• As the contractors in Australia had supply-only contracts, with no responsibility for construction in Antarctica, trial erection of building structures in Australia was essential to minimise the risk of delays to construction work on site. Despite my strong objections, the bureaucracy decided that to achieve some minor budget savings we would in future only trial erect 1/3 of each structure. What a terrible decision that turned out to be, resulting in the other 2/3 of the structure being a nightmare to erect in Antarctica.
• Logistics was always a lottery! On my round trip in 1983/84 the building materials were loaded into the cargo hold in the reverse order of the trip, i.e., Mawson, Davis, Casey. No sooner had we departed than the decision was made by the AAD and ship’s captain that that itinerary order was changed to Casey, Davis, Mawson, causing huge problems at Casey as their urgently-needed materials were in the bottom of the hold.
• After Casey, the Nanok S called into Davis on our way to Mawson. At Davis it was discovered that the fuel hoses were too short and essential fuel deliveries could not be made! Not a problem, shouted one enterprising expeditioner as he located some old discarded hose in the tip! We were dismayed to watch this old “soaker-hose” spray diesel fuel over the pristine ocean.
• On another occasion when I questioned the delay to the shipping schedule, the Captain informed me that the ship would run like clockwork, if it wasn’t for the bloody expeditioners and cargo.
• It was unfortunate that the Rebuilding Program faced opposition from some quarters of the AAD, due to the mistaken belief that it was taking away funding from the Science Program.
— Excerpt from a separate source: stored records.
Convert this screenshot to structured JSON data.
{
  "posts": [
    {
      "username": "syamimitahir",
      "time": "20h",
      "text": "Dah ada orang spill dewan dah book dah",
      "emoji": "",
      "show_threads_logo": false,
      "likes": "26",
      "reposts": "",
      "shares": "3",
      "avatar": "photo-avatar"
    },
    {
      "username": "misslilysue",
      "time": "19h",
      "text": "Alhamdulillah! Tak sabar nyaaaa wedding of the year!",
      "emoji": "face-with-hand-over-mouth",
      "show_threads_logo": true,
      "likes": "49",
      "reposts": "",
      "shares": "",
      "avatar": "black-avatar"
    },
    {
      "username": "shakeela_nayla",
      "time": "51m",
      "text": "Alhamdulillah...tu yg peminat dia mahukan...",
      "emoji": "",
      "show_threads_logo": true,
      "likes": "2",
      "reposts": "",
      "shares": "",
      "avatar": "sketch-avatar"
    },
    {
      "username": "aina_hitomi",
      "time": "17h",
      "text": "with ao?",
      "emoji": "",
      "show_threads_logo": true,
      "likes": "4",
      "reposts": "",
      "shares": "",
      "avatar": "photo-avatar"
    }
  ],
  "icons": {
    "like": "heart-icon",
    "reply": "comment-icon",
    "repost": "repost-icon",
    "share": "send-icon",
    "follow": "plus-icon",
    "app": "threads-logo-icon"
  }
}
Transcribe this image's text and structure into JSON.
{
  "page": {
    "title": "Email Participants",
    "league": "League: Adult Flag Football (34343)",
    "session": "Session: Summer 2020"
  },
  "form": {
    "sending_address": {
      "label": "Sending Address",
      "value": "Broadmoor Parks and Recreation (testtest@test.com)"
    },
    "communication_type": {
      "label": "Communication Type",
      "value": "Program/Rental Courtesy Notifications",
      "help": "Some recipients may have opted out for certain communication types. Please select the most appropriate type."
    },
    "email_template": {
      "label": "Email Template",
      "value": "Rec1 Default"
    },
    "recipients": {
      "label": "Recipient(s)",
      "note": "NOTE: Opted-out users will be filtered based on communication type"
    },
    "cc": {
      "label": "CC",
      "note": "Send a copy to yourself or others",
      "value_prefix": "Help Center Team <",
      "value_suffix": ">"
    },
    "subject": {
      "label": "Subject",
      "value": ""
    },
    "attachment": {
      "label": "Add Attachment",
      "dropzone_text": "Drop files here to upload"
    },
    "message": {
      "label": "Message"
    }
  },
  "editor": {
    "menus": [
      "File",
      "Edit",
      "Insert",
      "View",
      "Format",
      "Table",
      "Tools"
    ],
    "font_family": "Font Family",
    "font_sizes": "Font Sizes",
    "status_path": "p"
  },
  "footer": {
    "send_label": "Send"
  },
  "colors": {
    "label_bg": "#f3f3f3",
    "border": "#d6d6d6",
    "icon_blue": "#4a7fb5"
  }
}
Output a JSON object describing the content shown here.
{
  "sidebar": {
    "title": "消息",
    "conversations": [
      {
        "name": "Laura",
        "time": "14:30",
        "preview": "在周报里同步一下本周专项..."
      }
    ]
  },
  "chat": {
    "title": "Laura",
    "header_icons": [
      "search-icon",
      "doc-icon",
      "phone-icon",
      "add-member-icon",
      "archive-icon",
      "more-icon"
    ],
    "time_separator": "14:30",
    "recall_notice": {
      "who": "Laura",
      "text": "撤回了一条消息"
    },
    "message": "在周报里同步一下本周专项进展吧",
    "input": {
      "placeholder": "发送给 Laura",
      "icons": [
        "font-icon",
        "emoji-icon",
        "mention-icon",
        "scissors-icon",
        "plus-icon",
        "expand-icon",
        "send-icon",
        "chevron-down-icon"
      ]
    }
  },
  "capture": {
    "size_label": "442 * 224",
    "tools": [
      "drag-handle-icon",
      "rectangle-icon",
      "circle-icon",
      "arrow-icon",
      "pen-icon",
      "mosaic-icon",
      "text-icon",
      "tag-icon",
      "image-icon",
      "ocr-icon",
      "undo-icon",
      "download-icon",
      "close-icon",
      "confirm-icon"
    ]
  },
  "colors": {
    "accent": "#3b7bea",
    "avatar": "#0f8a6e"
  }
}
I always felt that the AAD leadership didn’t do enough to explain that both Programs were separately funded and that the whole purpose of the Rebuilding Program was to provide first rate functional facilities to support the Science Program.
Foreshore rubbish tip area, 1984. © Bob McEwan
Some of the things that I believe should be done differently next time are:
• Ensure that the AAD and ACS work closely together in a collaborative manner.
• Ensure that no design is commenced until the necessary R&D is completed (to do avoid unnecessary re-work).
• Ensure that a safety culture is a top priority.
• Respect the pristine environment.
• Ensure that leaders receive adequate training and support.
Whilst I am so proud to have been a key part of the Antarctic Rebuilding Program, I just hope that with the demise of ACS that all the valuable IP (Intellectual Property) we developed has not been lost, or buried at the bottom of some storage container at the AAD’s headquarters in Kingston?
© Text Bob McEwan, Chief Structural Engineer, Australian Construction Services. 20th February 2019.